James Ramsay Hunt

From Wikipedia, the free encyclopedia
Jump to: navigation, search

James Ramsay Hunt (1872 in Philadelphia, Pennsylvania – July 22, 1937 in Katonah, New York) was an American neurologist.[1][2]

Ramsay Hunt received his M.D. degree from the University of Pennsylvania School of Medicine in 1893. He then studied in Paris, Vienna, and Berlin, and returned to practice neurology in New York, working at Cornell University Medical School from 1900 to 1910 with Charles Loomis Dana. In 1910 he joined the faculty at the Columbia University College of Physicians and Surgeons and what later became their Neurological Institute of New York. He did major research on the anatomy and disorders of the corpus striatum and the extrapyramidal system, and described several movement disorders. He was consulting physician at several New York hospitals, including Lenox Hill Hospital, New York Hospital, Babies Hospital, the New York Eye and Ear Infirmary, the Psychiatric Institute, Letchworth Village for Mental Defectives, Montefiore Hospital, and the Craig Colony for Epileptics, and was appointed professor of neurology at Columbia in 1924.[1][3]

He served as president of the American Neurologic Association in 1920, the New York Neurologic Society in 1929, the American Psychopathological Society in 1932, and the Association for Research in Nervous and Mental Disorders in 1934. He was also a founder of the American Society for Clinical Investigation, and a member of the Association of American Physicians, the American Psychiatric Association, the Association for the Study of Internal Secretions, and the American Medical Association.[3]

During World War I, he was a lieutenant and later a lieutenant colonel in the Army Medical Corps, and served in France as a director of neuropsychiatry.[3]

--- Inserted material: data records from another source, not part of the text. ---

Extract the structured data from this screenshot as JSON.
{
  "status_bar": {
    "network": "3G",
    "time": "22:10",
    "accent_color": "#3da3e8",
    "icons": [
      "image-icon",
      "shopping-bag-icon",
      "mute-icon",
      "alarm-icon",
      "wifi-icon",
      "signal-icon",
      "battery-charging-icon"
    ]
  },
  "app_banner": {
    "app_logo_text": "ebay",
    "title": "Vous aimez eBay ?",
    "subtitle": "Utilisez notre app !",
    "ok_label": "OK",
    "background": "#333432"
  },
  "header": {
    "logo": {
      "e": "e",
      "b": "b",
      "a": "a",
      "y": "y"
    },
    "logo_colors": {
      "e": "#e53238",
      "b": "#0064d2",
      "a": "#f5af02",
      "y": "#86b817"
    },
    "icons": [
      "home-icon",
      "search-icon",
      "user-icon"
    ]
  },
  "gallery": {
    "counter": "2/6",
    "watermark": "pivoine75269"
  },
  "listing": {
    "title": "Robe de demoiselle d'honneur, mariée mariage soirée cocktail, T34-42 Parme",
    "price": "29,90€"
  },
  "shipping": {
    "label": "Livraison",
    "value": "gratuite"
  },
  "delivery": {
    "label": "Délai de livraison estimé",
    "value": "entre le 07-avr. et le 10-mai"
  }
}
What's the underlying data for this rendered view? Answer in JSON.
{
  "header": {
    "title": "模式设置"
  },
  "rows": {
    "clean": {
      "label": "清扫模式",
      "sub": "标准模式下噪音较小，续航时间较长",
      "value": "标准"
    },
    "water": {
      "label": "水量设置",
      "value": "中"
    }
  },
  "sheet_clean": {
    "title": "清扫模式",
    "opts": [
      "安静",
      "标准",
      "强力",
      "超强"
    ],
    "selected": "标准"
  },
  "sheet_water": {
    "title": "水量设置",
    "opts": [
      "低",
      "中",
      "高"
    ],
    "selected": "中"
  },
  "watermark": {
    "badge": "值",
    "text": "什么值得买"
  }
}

Hunt described three discrete syndromes, the best known of which is herpes zoster oticus, also known as Ramsay Hunt syndrome type 2.[4][5]

He married Chicagoan Alice St. John Nolan, and was survived by two children, James Ramsay Hunt Jr. and Alice St. John Hunt.[3]

Other associated eponyms[edit]

  • Ramsay Hunt's atrophy: a term for wasting of the small muscles of the hands without sensory loss.
  • Ramsay Hunt's zone: a delimited skin area supplied by the ganglion geniculi of the nervus intermedius.
  • Ramsay Hunt's paralysis: a disturbance with symptoms resembling those of Parkinsonism, but less intense than in Parkinson's disease.

See also[edit]

References[edit]

  1. ^ a b Cobb, S.G. (1938). "Obituary - James Ramsay Hunt". Transactions of the Association of American Physicians. 53: 12–13. 
  2. ^ Haruda, Fred; (in Haymaker, W., ed.) (1953). Founders of Neurology. Springfield, Ill.: Thomas. pp. 302–305. 
  3. ^ a b c d "Dr. James Hunt, 63, Neurologist, Dead - Columbia Medical Professor Since 1910 Internationally Famous in His Field - Wrote Widely on Studies - Consultant to Many Hospitals Here - Aided Army Overseas During World War". New York Times. July 23, 1937. p. 19. Retrieved 18 March 2016. 
  4. ^ Ramsay Hunt, J.R. (1907). "On herpetic inflammations of the geniculate ganglion: a new syndrome and its complications". Journal of Nervous and Mental Disease. 34 (2): 73–96. doi:10.1097/00005053-190702000-00001. 
  5. ^ Sweeney, C.J.; Gilden, D.H. (2001). "Ramsay Hunt Syndrome" (PDF). Journal of Neurology Neurosurgery and Psychiatry. 71: 149–154. doi:10.1136/jnnp.71.2.149. PMC 1737523Freely accessible. PMID 11459884. Retrieved 18 March 2016.